I have only seen Sony Pictures Animation’s ‘Open Season’ once when it debuted in theatres, but revisiting it, the film isn’t very enjoyable or entertaining.
‘Open Season’ follows a bear, named Boog, who lives in a garage with a woman named Beth, who is a park ranger who raises Boog as a cub. However, when trouble arises with a deer named Elliot, Boog must adapt to the woods, an environment that is practically foreign to him.
‘Open Season’ has a very simplistic story structure, but once Boog leaves the woods, the film derails all story, and is just basically a film about walking in circles, yes, they walk in circles on a number of occasions, and therefore, the film just feels like filler, and it basically is that. The film’s friendship between Boog and Elliot isn’t earned, as it lacks the development on the two’s friendship, thanks to not so spectacular writing. I can’t help but compare this film’s buddy friendship towards Shrek and Donkey, as that film did a spectacular job at characterizing the film’s friendship, with Shrek being an isolated ogre who has never had a friend, and Donkey being a character who loves making friends and yet cares for Shrek, even though Shrek doesn’t know he is missing friendship in his life. It’s hard to do that, because Boog has a friendship towards Beth, but Elliot only cares about is staying in Beth’s garage. The animal friends are mean spirited towards Boog, so when they find themselves in trouble, they change their tune to gain help from Boog.
If anything, I only liked so little in this film, and that’s basically the short-lived family dynamic between Boog and Beth, which is the only thing close towards any real emotion or heart. The rest is just laugh less gags. While I may have chuckled on one or two of these jokes, the rest just aren’t very funny, I mean how many films go for the nuts joke? This film did, and it just lacks any creativity towards the humour in this film.
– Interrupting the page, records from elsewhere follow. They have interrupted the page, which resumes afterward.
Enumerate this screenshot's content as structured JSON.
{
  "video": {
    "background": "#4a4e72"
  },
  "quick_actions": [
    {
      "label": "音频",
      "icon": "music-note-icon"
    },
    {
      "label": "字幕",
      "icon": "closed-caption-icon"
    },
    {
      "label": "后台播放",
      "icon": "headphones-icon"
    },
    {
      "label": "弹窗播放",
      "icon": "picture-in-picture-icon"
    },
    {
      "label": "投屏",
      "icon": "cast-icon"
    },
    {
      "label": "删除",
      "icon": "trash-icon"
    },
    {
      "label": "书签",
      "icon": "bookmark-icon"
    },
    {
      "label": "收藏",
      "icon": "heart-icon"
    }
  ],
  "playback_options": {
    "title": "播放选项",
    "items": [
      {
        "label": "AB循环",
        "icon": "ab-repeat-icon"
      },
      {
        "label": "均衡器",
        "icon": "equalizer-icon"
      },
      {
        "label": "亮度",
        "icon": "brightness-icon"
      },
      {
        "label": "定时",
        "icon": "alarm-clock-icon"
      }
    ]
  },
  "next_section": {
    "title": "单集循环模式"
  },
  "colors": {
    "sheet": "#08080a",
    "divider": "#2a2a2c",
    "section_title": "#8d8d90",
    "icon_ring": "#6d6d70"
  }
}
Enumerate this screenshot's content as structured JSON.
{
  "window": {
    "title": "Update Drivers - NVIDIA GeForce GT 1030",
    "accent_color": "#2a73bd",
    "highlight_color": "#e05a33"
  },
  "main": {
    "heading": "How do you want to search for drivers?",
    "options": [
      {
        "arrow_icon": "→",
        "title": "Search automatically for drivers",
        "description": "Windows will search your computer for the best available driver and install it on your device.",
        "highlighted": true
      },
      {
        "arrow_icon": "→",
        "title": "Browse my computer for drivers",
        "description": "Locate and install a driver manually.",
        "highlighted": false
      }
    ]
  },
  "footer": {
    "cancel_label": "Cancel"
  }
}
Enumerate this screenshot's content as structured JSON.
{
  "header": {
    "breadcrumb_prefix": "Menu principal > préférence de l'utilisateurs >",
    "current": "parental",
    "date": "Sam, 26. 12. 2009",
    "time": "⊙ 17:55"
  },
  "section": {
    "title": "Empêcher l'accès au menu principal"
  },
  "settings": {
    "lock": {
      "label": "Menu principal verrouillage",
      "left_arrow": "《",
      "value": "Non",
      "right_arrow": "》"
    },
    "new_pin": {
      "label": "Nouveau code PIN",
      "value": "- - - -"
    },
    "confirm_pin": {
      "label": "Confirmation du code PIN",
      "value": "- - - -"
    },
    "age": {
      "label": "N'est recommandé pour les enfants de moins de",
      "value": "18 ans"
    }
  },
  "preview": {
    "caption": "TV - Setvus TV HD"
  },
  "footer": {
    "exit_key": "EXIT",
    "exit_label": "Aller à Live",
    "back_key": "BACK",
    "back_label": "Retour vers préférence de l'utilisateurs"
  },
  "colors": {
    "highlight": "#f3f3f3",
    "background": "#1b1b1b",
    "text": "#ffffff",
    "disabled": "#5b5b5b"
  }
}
‘Open Season’ may try to be heart-warming, but instead is a stretched out story, with characters that you don’t really care about, along with stale jokes and gags.